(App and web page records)
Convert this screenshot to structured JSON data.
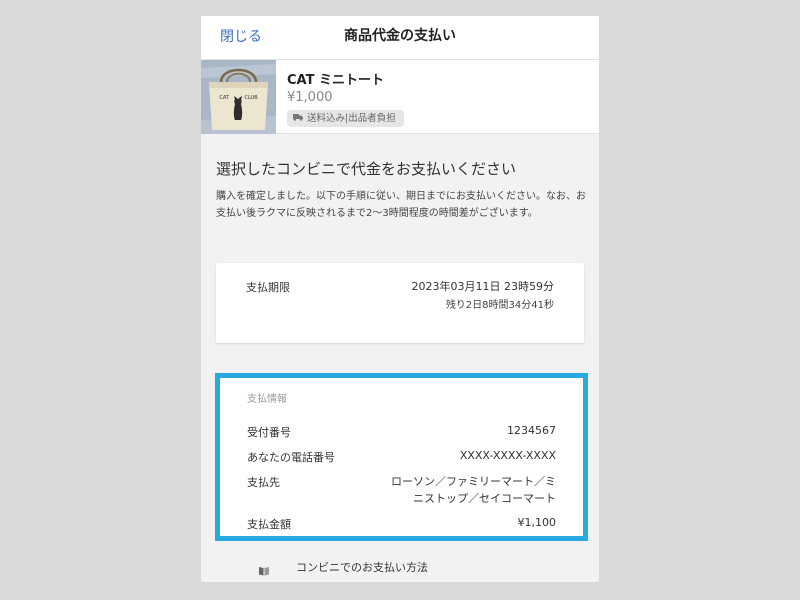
{
  "header": {
    "close_label": "閉じる",
    "title": "商品代金の支払い"
  },
  "product": {
    "image_text": "CAT CLUB",
    "name": "CAT ミニトート",
    "price": "¥1,000",
    "shipping_icon": "truck-icon",
    "shipping_label": "送料込み|出品者負担"
  },
  "main": {
    "section_title": "選択したコンビニで代金をお支払いください",
    "description": "購入を確定しました。以下の手順に従い、期日までにお支払いください。なお、お支払い後ラクマに反映されるまで2〜3時間程度の時間差がございます。"
  },
  "deadline": {
    "label": "支払期限",
    "date": "2023年03月11日 23時59分",
    "remaining": "残り2日8時間34分41秒"
  },
  "payment": {
    "heading": "支払情報",
    "rows": [
      {
        "label": "受付番号",
        "value": "1234567"
      },
      {
        "label": "あなたの電話番号",
        "value": "XXXX-XXXX-XXXX"
      },
      {
        "label": "支払先",
        "value": "ローソン／ファミリーマート／ミニストップ／セイコーマート"
      },
      {
        "label": "支払金額",
        "value": "¥1,100"
      }
    ],
    "highlight_color": "#29a9e1"
  },
  "help": {
    "icon": "book-icon",
    "label": "コンビニでのお支払い方法"
  },
  "colors": {
    "link": "#3a6fc8",
    "background": "#f3f2f2"
  }
}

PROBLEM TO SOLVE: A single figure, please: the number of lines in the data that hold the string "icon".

WRITTEN ANSWER: 2